International tourism could fall 60-80% amid COVID-19 outbreak


View of empty galleries at El Prado Museum in Madrid, Spain, 2020, March 12. (Photo: AP)

The United Nations World Tourism Organization (UNWTO) predicted that international tourist arrivals could fall between 60 to 80 percent in 2020 due to COVID-19. And the International Consolidated Airlines Group (IAG) has warned that passenger demand won't recover to the level of 2019 before 2023 "at the earliest."

The UNWTO highlighted in a press communique that the first quarter of the year saw a 22-percent fall in tourist numbers compared with 2019, with 67 million fewer people making international trips as the impact of the coronavirus began to be felt on the travel sector.

March was the worst-affected month, with a 57 percent decline in international arrivals as many countries introduce lockdowns and close borders to prevent the spread of COVID-19. The organization highlighted that the reduction in the number of travelers between January and March led to a loss of around 80 billion US dollars in revenue.

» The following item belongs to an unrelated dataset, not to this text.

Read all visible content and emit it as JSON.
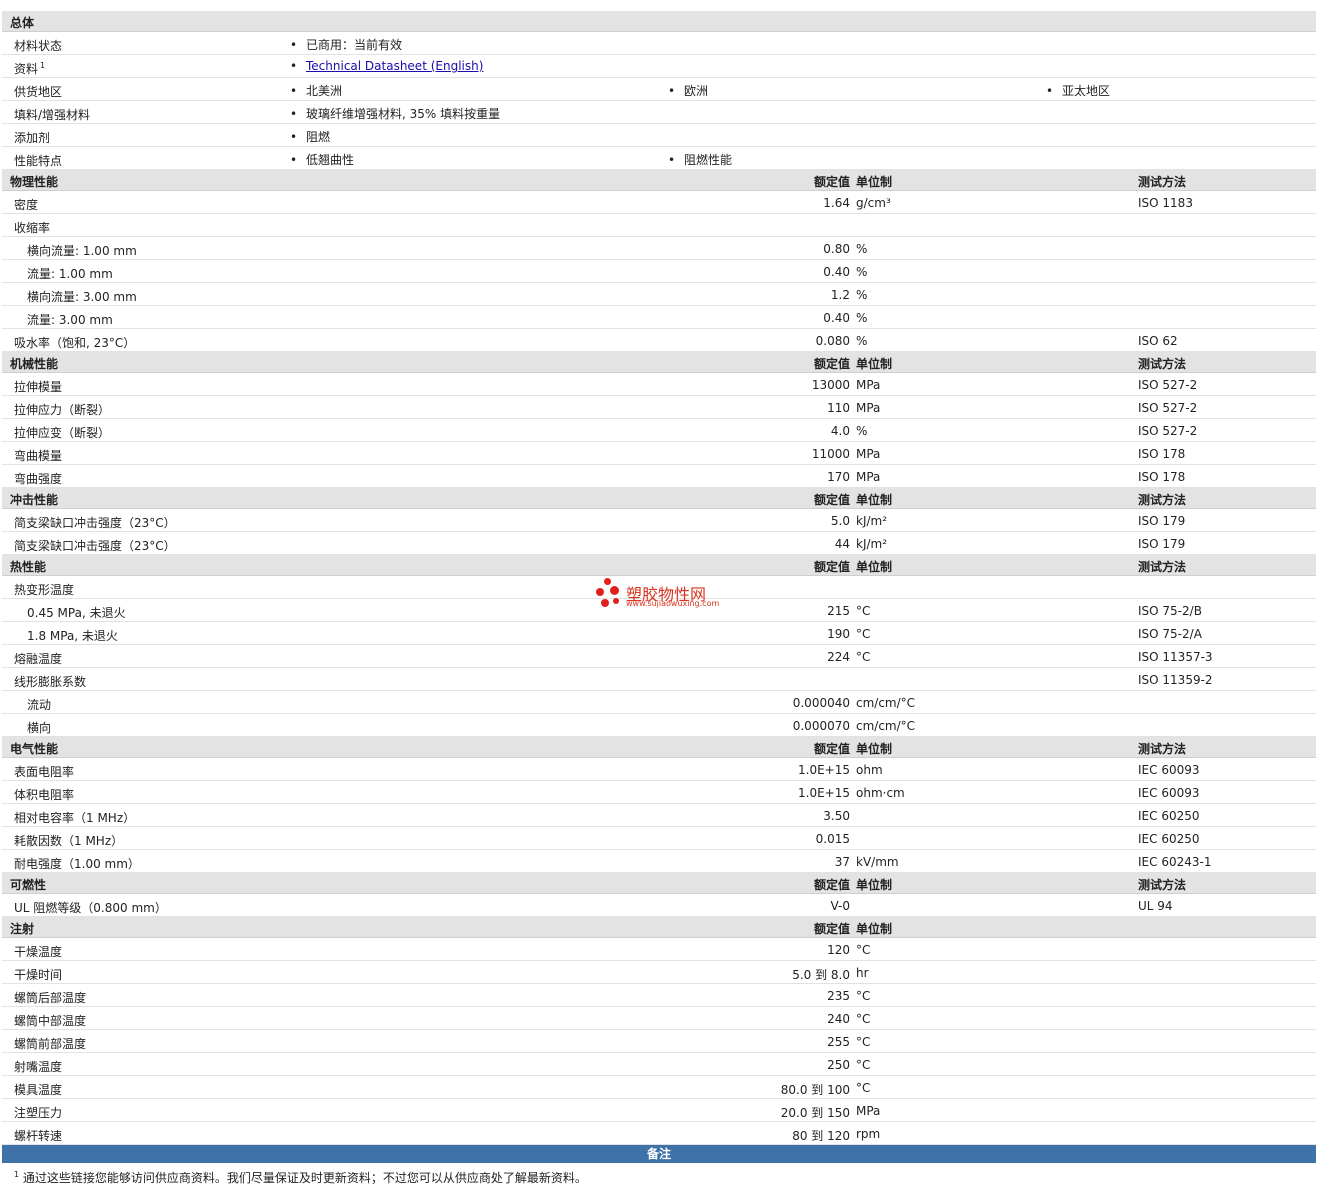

As the pandemic continues, it could cause an annual decline of 60-80 percent in international travelers, depending on when travel restrictions are lifted.

This would see the loss of between "910 billion to 1.2 trillion dollars in export revenues from tourism" and place "100 to 120 million direct tourism jobs at risk," said the organization, which described the pandemic as "the worst crisis international tourism has faced since records began."

The UNWTO added that it expects to see a recovery in 2021 with "Asia and the Pacific expected to rebound first."

The IAG, one of the world's largest airline groups, stated that the industry suffers a lot from the sting of the novel coronavirus pandemic.

Loss after tax rose to 1.68 billion euros (1.73 billion US dollars) in the first quarter as passenger capacity was reduced by 94 percent from late March with most aircraft grounded, said the IAG, owner of the British Airways, Ireland's national airline Aer Lingus and Spain's largest airline Iberia as well as low-cost airlines Vueling and LEVEL.

The group expected its second quarter to be significantly worse than the first quarter, saying that it would defer deliveries of 68 aircraft.